── STUDY MATERIAL
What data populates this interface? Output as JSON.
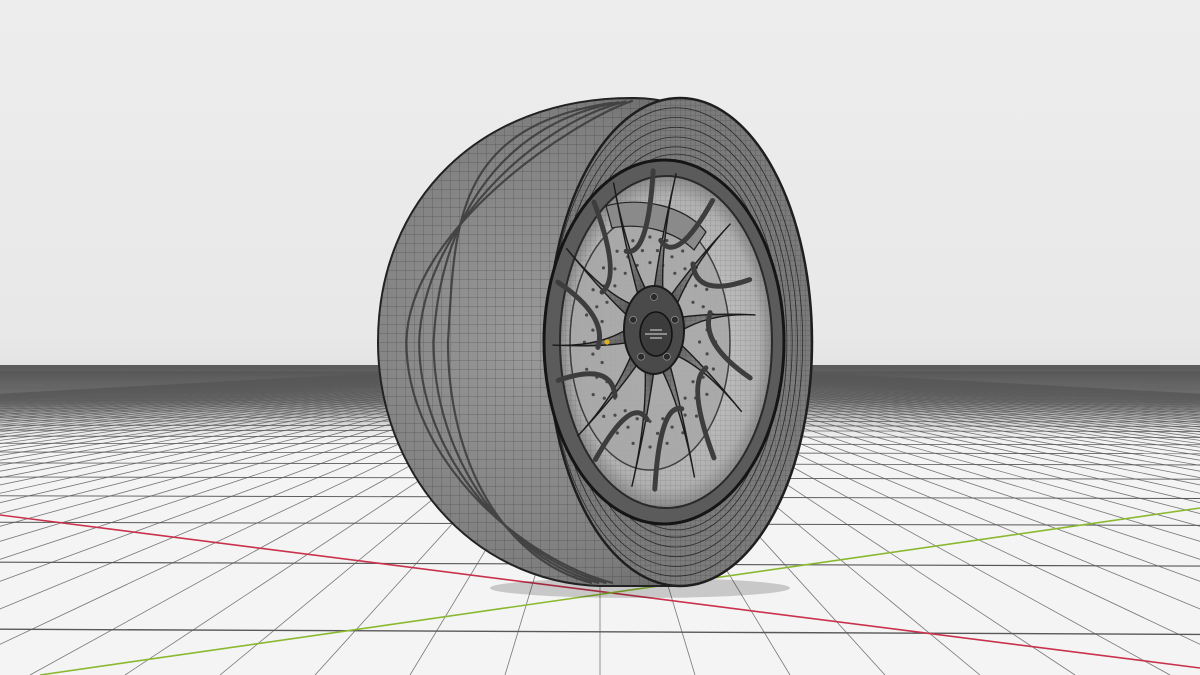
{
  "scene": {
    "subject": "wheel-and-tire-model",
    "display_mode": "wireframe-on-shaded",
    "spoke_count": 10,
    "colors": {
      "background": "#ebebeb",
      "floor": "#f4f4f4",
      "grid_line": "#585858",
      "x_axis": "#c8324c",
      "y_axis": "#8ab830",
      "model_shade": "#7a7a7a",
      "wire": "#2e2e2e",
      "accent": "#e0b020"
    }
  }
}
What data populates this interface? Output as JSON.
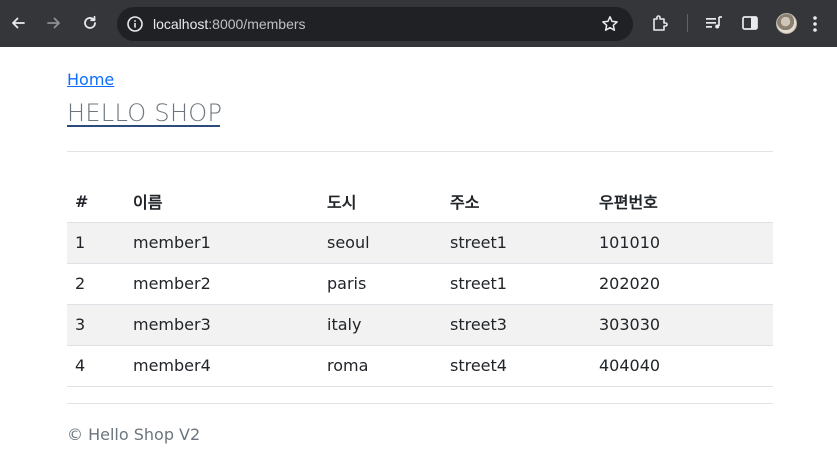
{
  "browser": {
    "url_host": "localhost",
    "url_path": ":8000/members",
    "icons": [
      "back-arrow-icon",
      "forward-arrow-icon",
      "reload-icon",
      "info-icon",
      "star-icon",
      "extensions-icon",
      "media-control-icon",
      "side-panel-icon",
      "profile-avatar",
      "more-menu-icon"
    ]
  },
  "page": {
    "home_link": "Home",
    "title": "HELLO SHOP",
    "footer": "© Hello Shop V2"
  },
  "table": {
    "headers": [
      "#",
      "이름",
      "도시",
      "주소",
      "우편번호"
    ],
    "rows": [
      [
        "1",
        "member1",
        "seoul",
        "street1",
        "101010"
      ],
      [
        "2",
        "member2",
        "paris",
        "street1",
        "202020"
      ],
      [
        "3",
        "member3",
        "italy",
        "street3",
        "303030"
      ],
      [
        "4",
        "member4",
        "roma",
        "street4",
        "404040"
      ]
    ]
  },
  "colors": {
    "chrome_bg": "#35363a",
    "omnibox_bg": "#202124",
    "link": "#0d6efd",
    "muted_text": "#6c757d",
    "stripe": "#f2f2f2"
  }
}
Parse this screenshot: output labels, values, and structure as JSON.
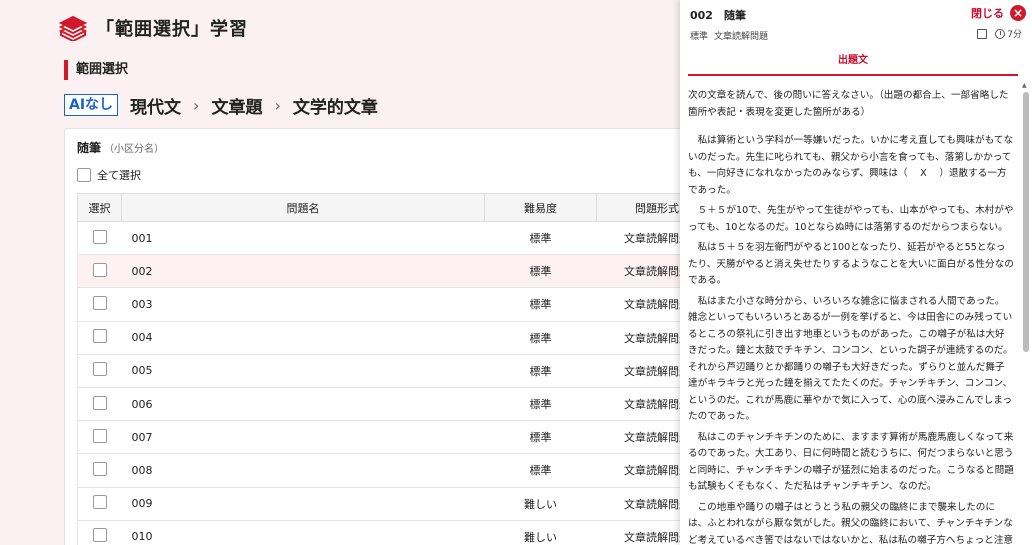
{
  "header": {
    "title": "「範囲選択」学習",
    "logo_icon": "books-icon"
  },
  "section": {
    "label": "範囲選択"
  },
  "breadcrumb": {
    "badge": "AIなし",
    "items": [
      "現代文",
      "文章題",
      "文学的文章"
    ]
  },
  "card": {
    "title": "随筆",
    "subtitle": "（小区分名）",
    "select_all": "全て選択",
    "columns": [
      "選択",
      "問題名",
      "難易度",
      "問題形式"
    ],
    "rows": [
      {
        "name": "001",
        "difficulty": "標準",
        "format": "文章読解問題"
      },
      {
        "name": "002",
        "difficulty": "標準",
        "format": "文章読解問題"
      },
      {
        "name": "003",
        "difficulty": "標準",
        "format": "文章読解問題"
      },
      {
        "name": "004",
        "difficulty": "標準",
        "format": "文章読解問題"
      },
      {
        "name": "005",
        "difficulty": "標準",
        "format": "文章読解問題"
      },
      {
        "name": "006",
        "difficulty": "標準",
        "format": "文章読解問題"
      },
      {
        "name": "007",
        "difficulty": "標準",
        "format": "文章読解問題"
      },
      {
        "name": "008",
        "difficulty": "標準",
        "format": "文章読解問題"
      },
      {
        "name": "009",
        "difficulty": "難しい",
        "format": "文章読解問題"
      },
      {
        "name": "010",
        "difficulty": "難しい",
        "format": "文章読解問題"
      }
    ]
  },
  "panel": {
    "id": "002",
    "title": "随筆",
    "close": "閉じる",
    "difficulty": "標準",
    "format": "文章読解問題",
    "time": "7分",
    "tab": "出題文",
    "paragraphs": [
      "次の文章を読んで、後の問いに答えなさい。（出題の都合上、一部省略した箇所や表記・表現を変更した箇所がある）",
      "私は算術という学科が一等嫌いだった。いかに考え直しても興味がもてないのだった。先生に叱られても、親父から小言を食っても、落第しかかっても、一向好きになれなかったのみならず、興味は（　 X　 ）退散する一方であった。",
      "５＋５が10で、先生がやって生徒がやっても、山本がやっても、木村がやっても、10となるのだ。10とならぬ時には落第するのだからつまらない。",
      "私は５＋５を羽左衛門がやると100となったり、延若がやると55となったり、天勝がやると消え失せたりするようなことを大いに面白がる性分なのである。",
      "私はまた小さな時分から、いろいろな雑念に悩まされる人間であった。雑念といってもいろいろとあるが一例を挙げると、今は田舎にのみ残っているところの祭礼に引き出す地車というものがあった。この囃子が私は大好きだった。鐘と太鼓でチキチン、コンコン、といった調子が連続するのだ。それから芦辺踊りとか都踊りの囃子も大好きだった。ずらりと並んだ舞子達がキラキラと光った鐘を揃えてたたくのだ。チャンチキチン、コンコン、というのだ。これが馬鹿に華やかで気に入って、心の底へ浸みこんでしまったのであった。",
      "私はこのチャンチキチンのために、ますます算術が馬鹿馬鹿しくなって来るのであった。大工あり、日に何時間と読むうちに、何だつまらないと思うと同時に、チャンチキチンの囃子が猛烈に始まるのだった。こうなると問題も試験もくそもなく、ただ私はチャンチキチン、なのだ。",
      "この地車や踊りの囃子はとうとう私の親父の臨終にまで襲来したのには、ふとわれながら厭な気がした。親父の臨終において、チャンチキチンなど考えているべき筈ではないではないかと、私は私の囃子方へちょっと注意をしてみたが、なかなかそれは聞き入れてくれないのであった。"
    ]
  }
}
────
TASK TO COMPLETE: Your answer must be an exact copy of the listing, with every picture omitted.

SOLUTION:
What data populates this interface? Output as JSON.
{
  "scene": {
    "subject": "wheel-and-tire-model",
    "display_mode": "wireframe-on-shaded",
    "spoke_count": 10,
    "colors": {
      "background": "#ebebeb",
      "floor": "#f4f4f4",
      "grid_line": "#585858",
      "x_axis": "#c8324c",
      "y_axis": "#8ab830",
      "model_shade": "#7a7a7a",
      "wire": "#2e2e2e",
      "accent": "#e0b020"
    }
  }
}
What data populates this interface? Output as JSON.
{
  "browser": {
    "url_host": "localhost",
    "url_path": ":8000/members",
    "icons": [
      "back-arrow-icon",
      "forward-arrow-icon",
      "reload-icon",
      "info-icon",
      "star-icon",
      "extensions-icon",
      "media-control-icon",
      "side-panel-icon",
      "profile-avatar",
      "more-menu-icon"
    ]
  },
  "page": {
    "home_link": "Home",
    "title": "HELLO SHOP",
    "footer": "© Hello Shop V2"
  },
  "table": {
    "headers": [
      "#",
      "이름",
      "도시",
      "주소",
      "우편번호"
    ],
    "rows": [
      [
        "1",
        "member1",
        "seoul",
        "street1",
        "101010"
      ],
      [
        "2",
        "member2",
        "paris",
        "street1",
        "202020"
      ],
      [
        "3",
        "member3",
        "italy",
        "street3",
        "303030"
      ],
      [
        "4",
        "member4",
        "roma",
        "street4",
        "404040"
      ]
    ]
  },
  "colors": {
    "chrome_bg": "#35363a",
    "omnibox_bg": "#202124",
    "link": "#0d6efd",
    "muted_text": "#6c757d",
    "stripe": "#f2f2f2"
  }
}
Parse this screenshot: output labels, values, and structure as JSON.
{
  "header": {
    "title": "「範囲選択」学習",
    "logo_icon": "books-icon"
  },
  "section": {
    "label": "範囲選択"
  },
  "breadcrumb": {
    "badge": "AIなし",
    "items": [
      "現代文",
      "文章題",
      "文学的文章"
    ]
  },
  "card": {
    "title": "随筆",
    "subtitle": "（小区分名）",
    "select_all": "全て選択",
    "columns": [
      "選択",
      "問題名",
      "難易度",
      "問題形式"
    ],
    "rows": [
      {
        "name": "001",
        "difficulty": "標準",
        "format": "文章読解問題"
      },
      {
        "name": "002",
        "difficulty": "標準",
        "format": "文章読解問題"
      },
      {
        "name": "003",
        "difficulty": "標準",
        "format": "文章読解問題"
      },
      {
        "name": "004",
        "difficulty": "標準",
        "format": "文章読解問題"
      },
      {
        "name": "005",
        "difficulty": "標準",
        "format": "文章読解問題"
      },
      {
        "name": "006",
        "difficulty": "標準",
        "format": "文章読解問題"
      },
      {
        "name": "007",
        "difficulty": "標準",
        "format": "文章読解問題"
      },
      {
        "name": "008",
        "difficulty": "標準",
        "format": "文章読解問題"
      },
      {
        "name": "009",
        "difficulty": "難しい",
        "format": "文章読解問題"
      },
      {
        "name": "010",
        "difficulty": "難しい",
        "format": "文章読解問題"
      }
    ]
  },
  "panel": {
    "id": "002",
    "title": "随筆",
    "close": "閉じる",
    "difficulty": "標準",
    "format": "文章読解問題",
    "time": "7分",
    "tab": "出題文",
    "paragraphs": [
      "次の文章を読んで、後の問いに答えなさい。（出題の都合上、一部省略した箇所や表記・表現を変更した箇所がある）",
      "私は算術という学科が一等嫌いだった。いかに考え直しても興味がもてないのだった。先生に叱られても、親父から小言を食っても、落第しかかっても、一向好きになれなかったのみならず、興味は（　 X　 ）退散する一方であった。",
      "５＋５が10で、先生がやって生徒がやっても、山本がやっても、木村がやっても、10となるのだ。10とならぬ時には落第するのだからつまらない。",
      "私は５＋５を羽左衛門がやると100となったり、延若がやると55となったり、天勝がやると消え失せたりするようなことを大いに面白がる性分なのである。",
      "私はまた小さな時分から、いろいろな雑念に悩まされる人間であった。雑念といってもいろいろとあるが一例を挙げると、今は田舎にのみ残っているところの祭礼に引き出す地車というものがあった。この囃子が私は大好きだった。鐘と太鼓でチキチン、コンコン、といった調子が連続するのだ。それから芦辺踊りとか都踊りの囃子も大好きだった。ずらりと並んだ舞子達がキラキラと光った鐘を揃えてたたくのだ。チャンチキチン、コンコン、というのだ。これが馬鹿に華やかで気に入って、心の底へ浸みこんでしまったのであった。",
      "私はこのチャンチキチンのために、ますます算術が馬鹿馬鹿しくなって来るのであった。大工あり、日に何時間と読むうちに、何だつまらないと思うと同時に、チャンチキチンの囃子が猛烈に始まるのだった。こうなると問題も試験もくそもなく、ただ私はチャンチキチン、なのだ。",
      "この地車や踊りの囃子はとうとう私の親父の臨終にまで襲来したのには、ふとわれながら厭な気がした。親父の臨終において、チャンチキチンなど考えているべき筈ではないではないかと、私は私の囃子方へちょっと注意をしてみたが、なかなかそれは聞き入れてくれないのであった。"
    ]
  }
}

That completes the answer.